▶ What is expected
A single number is the expected answer: the count of lines in the records below that contain "icon".

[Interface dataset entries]
----------

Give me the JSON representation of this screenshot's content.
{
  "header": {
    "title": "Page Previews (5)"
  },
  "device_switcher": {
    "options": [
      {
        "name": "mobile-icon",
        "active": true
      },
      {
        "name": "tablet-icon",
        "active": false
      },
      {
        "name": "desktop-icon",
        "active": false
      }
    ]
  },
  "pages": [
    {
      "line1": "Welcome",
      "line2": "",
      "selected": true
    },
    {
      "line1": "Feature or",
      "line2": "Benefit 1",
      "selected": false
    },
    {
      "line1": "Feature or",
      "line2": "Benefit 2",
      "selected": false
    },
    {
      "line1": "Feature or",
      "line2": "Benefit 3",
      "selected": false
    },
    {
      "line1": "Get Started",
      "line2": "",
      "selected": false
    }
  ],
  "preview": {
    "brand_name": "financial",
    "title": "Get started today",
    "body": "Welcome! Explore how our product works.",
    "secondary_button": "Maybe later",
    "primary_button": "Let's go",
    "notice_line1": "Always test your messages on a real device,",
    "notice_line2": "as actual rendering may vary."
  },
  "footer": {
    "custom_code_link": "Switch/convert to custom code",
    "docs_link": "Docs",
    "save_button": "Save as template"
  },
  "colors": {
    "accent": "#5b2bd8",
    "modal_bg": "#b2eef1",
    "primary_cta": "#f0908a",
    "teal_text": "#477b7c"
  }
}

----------

▶ Output
3